Hydropower

Traditional hydropower changes a body of water so that the water’s flow can be used to generate electricity. For example, a dam may be built on a river to trap the water so it can be released through a turbine to generate electricity. Or, water can be pumped from a lower reservoir to a higher reservoir and stored there. When it is needed, it flows down through a turbine for electricity generation. Most traditional hydropower facilities are found in hilly or mountainous areas.

New hydropower uses energy from the natural movement of water to produce electricity without changing the water flow. For example, the constant flow of water in a river can spin the blades of underwater turbines to produce electricity.

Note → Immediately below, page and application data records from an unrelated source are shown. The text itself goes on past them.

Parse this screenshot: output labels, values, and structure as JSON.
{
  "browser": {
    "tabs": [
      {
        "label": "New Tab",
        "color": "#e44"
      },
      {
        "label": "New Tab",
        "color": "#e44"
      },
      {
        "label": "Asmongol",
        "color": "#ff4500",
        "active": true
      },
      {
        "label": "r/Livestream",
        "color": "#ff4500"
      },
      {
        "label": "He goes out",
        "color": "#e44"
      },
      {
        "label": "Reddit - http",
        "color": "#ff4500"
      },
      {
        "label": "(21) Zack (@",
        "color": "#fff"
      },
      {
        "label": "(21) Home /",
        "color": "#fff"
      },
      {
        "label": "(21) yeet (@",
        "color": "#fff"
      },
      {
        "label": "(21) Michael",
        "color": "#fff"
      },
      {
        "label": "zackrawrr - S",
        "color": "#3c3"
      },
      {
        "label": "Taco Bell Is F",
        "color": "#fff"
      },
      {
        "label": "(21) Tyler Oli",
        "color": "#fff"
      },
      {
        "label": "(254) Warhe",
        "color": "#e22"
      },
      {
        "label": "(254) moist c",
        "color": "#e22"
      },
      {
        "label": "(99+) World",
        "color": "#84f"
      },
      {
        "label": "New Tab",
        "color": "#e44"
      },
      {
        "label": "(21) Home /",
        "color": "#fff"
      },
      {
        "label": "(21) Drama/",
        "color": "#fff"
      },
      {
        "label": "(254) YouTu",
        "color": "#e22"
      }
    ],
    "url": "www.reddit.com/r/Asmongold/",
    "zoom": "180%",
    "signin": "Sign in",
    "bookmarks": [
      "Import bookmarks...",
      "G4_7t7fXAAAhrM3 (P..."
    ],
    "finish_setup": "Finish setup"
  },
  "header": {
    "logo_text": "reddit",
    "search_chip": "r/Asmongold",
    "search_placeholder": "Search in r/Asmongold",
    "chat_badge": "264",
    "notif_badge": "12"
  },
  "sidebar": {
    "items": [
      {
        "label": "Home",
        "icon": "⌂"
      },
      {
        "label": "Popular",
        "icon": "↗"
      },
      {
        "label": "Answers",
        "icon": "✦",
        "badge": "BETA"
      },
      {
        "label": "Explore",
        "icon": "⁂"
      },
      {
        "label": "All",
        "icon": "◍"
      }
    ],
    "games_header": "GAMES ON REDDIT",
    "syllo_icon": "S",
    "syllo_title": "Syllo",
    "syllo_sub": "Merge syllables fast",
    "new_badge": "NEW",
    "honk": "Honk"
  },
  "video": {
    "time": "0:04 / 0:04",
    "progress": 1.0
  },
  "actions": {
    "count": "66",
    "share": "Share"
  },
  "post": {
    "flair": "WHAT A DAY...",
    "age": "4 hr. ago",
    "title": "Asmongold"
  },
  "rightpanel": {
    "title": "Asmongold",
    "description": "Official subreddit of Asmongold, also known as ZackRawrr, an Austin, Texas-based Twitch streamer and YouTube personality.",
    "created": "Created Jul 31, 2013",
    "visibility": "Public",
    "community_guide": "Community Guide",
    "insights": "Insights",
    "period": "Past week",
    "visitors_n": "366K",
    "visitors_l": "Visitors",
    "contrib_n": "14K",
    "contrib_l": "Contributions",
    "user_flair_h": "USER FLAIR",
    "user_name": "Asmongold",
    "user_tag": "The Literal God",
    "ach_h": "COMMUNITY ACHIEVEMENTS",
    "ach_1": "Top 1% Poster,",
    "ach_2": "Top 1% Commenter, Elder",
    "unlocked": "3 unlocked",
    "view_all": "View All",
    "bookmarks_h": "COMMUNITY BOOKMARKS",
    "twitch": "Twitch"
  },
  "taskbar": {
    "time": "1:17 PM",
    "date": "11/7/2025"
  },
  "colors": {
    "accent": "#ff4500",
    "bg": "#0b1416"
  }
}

  • Hydropower produces no CO2 emissions and no air pollution.
  • Dams create reservoirs that store water. They also make good locations for camping, swimming, and fishing.
  • Dams control the flow of water and can prevent flooding.
  • Hydropower depends on rainfall and snowmelt. Droughts can reduce power production.
  • Dams can affect water quality and river flows.
  • Dams can prevent fish from swimming up rivers to spawn or back to the ocean after breeding. This can reduce fish populations.